Blogs | 6th Feb 2020

Driver CPC was implemented in 2009 to professionalise the HGV and PCV driving industry. Despite having its detractors along the way, Driver CPC training has now been in place for more than 10 years. So, is it still going strong? What are the key things you need to know about it? And what is next for Driver CPC?

Driver CPC – 10 years on

A recent presentation at the Talent in Logistics Develop Conference from DVSA shared some interesting statistics about Driver CPC Periodic Training following its first decade of implementation.

The DVSA now has 1200 approved centres with 3200 approved courses, with around 500,000 LGV drivers in scope (plus a further 100,000 PCV). Over the past 5 years, 26 million training hours were uploaded with 800,000 Driver Qualification Cards (DQCs) issued, of which 190,000 were for the Initial Driver CPC qualification.

The most popular subjects covered as part of Driver CPC training to date are First Aid, Drivers Hours, Dangerous Goods, Loading and Health and Safety. This is despite it being possible to cover a wide and varied range of subjects in Driver CPC Periodic Training, as we discussed in this recent blog.

Why do you need Driver CPC training?

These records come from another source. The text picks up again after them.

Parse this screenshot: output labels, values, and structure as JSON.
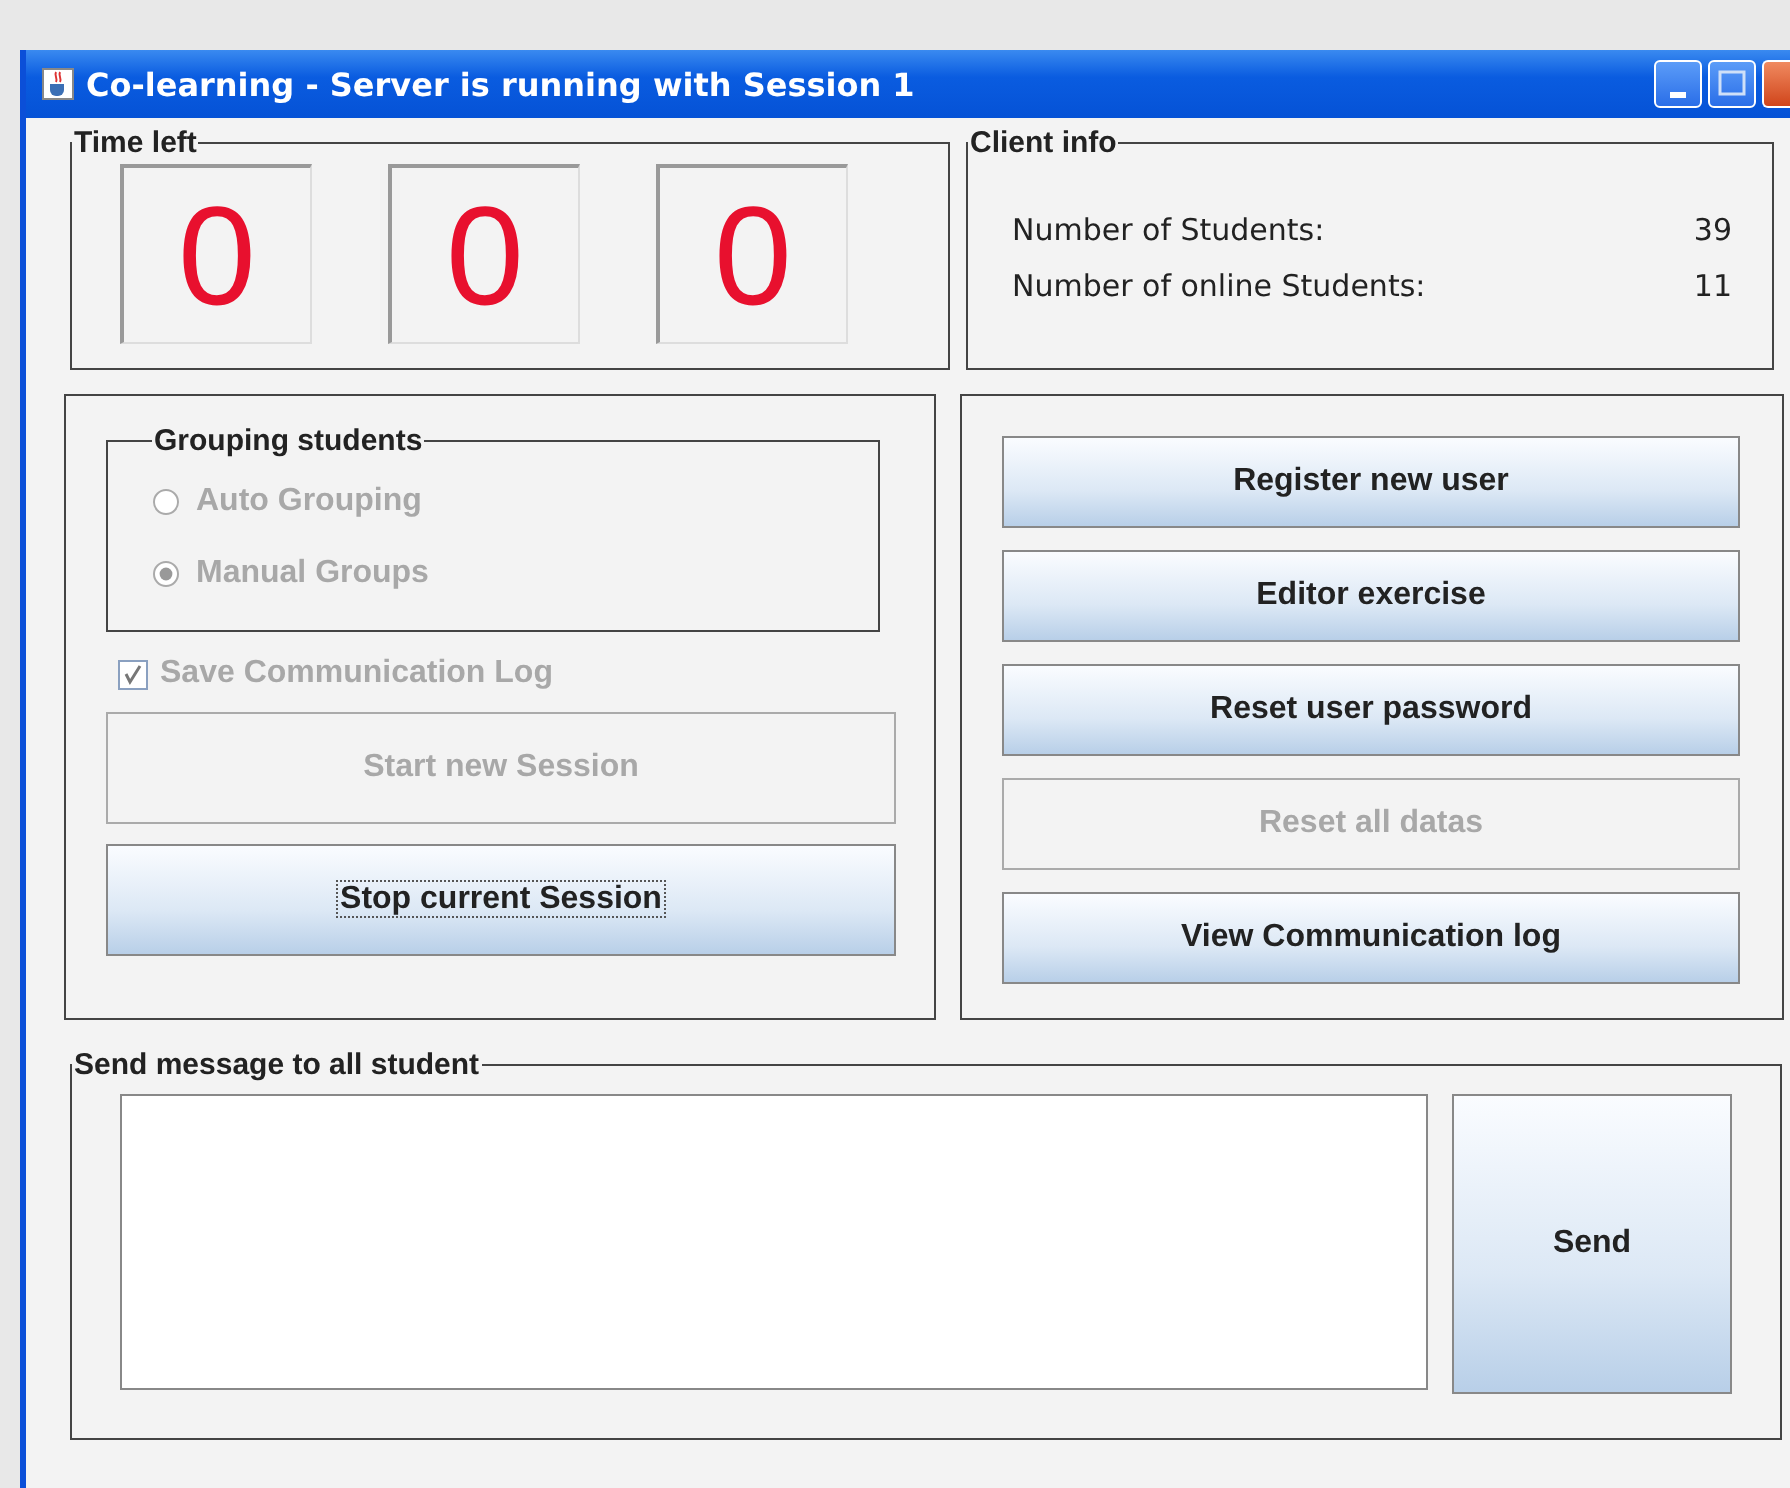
{
  "window": {
    "title": "Co-learning - Server is running with Session 1"
  },
  "time_left": {
    "title": "Time left",
    "digits": [
      "0",
      "0",
      "0"
    ]
  },
  "client_info": {
    "title": "Client info",
    "rows": [
      {
        "label": "Number of Students:",
        "value": "39"
      },
      {
        "label": "Number of online Students:",
        "value": "11"
      }
    ]
  },
  "grouping": {
    "title": "Grouping students",
    "options": [
      {
        "label": "Auto Grouping",
        "selected": false,
        "disabled": true
      },
      {
        "label": "Manual Groups",
        "selected": true,
        "disabled": true
      }
    ]
  },
  "save_log": {
    "label": "Save Communication Log",
    "checked": true,
    "disabled": true
  },
  "session_buttons": [
    {
      "label": "Start new Session",
      "disabled": true,
      "focused": false
    },
    {
      "label": "Stop current Session",
      "disabled": false,
      "focused": true
    }
  ],
  "admin_buttons": [
    {
      "label": "Register new user",
      "disabled": false
    },
    {
      "label": "Editor exercise",
      "disabled": false
    },
    {
      "label": "Reset user password",
      "disabled": false
    },
    {
      "label": "Reset all datas",
      "disabled": true
    },
    {
      "label": "View Communication log",
      "disabled": false
    }
  ],
  "message": {
    "title": "Send message to all student",
    "send_button": "Send"
  }
}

In our work with in-house Driver CPC trainers and training providers, we are often asked whether Driver CPC is really relevant or beneficial. The findings recently presented by DVSA included some real-life examples of the improvements that businesses can expect to see when they make the most of Driver CPC.

For instance, one operator found that customer complaints dropped by 38% after drivers completed an ‘Enhancing company image’ course, another saw reduced incident rates as a result of delivering a Tachographs and Working Hours course. Others were able to increase safety, reduce equipment damage and make large savings on fuel costs through Driver CPC training.

We have seen similar results with our Driver CPC Consortium members, such as Bidvest Logistics. Our Driver CPC Periodic Training courses are designed to help our members demonstrate real return on investment, whether that’s measurably saving fuel, cutting costs or reducing incidents.

Above all, Driver CPC is needed to help keep vehicles and drivers safe on the roads. Even with Driver CPC helping to upskill LGV drivers, DVSA enforcement for roadside offences still includes numerous occurrences of problems with brakes, steering and tyres. In fact, there were 38,000 LGV and PCV vehicle defects and offences in 2019.

There are also ongoing breaches of drivers’ hours regulations with insufficient daily rest a persistent problem accounting for 49% of drivers’ hours offences.

Plan Driver CPC for the biggest benefits

We’ve talked before about planning Driver CPC training in order to realise the maximum benefit for your business and for your drivers.
However, the information from DVSA indicates that in the last cycle, many businesses still left their Periodic Training until the last minute and are not taking the ‘one course per year’ approach. In the three months before the end of the cycle, almost 4 million training hours were uploaded resulting in almost 200,000 DQC’s being issued.

To avoid this rush next time, members of the RTITB Driver CPC Consortium are encouraged to use our extranet to evaluate their training team’s performance, delivery costs and driver results all year round, and to use this important information to plan training for the next five year cycle. It’s not just about ticking a box.

Exposing the ‘box tickers’

An important role that DVSA plays in Driver CPC is auditing for compliance. In other words, ensuring that the training is done properly, and that the system is not exploited.

The DVSA can revoke training hours if they find that they have not been delivered correctly. For example, because the training centre was not compliant or because a driver repeated a course several times in quick succession just to make up the correct number of hours.

According to the recent presentation, in the past year around 600 training hours were revoked, and around 50 drivers lost their DQC, impacting operations for their employers.

One proposed way to tackle this is a voluntary register of Driver CPC trainers. This is being explored in collaboration with the National Register of LGV Instructors (NRI) and would aim to show that trainers are specifically skilled to deliver Driver CPC training, helping to ensure quality.

What next for Driver CPC?

Driver CPC is intended to professionalise the driving industry and that will continue. In their presentation at Talent in Logistics, DVSA revealed that they will be providing some course content tools for trainers to use if required. However, those using these materials as part of their delivery will still need to obtain JAUPT approval of the course.

Alternatively, by joining our Driver CPC Consortium, employers and training providers have access to a huge library of ready-to-go and customisable training content that is already JAUPT approved. This includes far more than just PowerPoint presentations, with other training methods such as quizzes, case studies and videos. In fact, many of our Driver CPC Consortium members don’t use PowerPoint at all!

Driver CPC and Brexit

Despite much talk that Brexit would have an immediate impact on the requirement to fulfil Driver CPC, it is here to stay with DVSA consulting on UK legislation.

DVSA is also continuing to develop Driver CPC with more emphasis on road safety related topics and a wider variety of training subjects expected in the next cycle. E-learning is also being explored, and recognition of ADR and other EU mandated training as part of CPC is under consideration.

Got questions about Driver CPC?

Whether you need a ‘train the trainer’ course for your Driver CPC Instructors, want access to training materials for your Driver CPC training or simply have some questions, our experts can help. Get in touch with our friendly team today by calling +44 (0)1952 520200 or click here to send us your enquiry.

Or apply to join the RTITB Driver CPC Consortium now.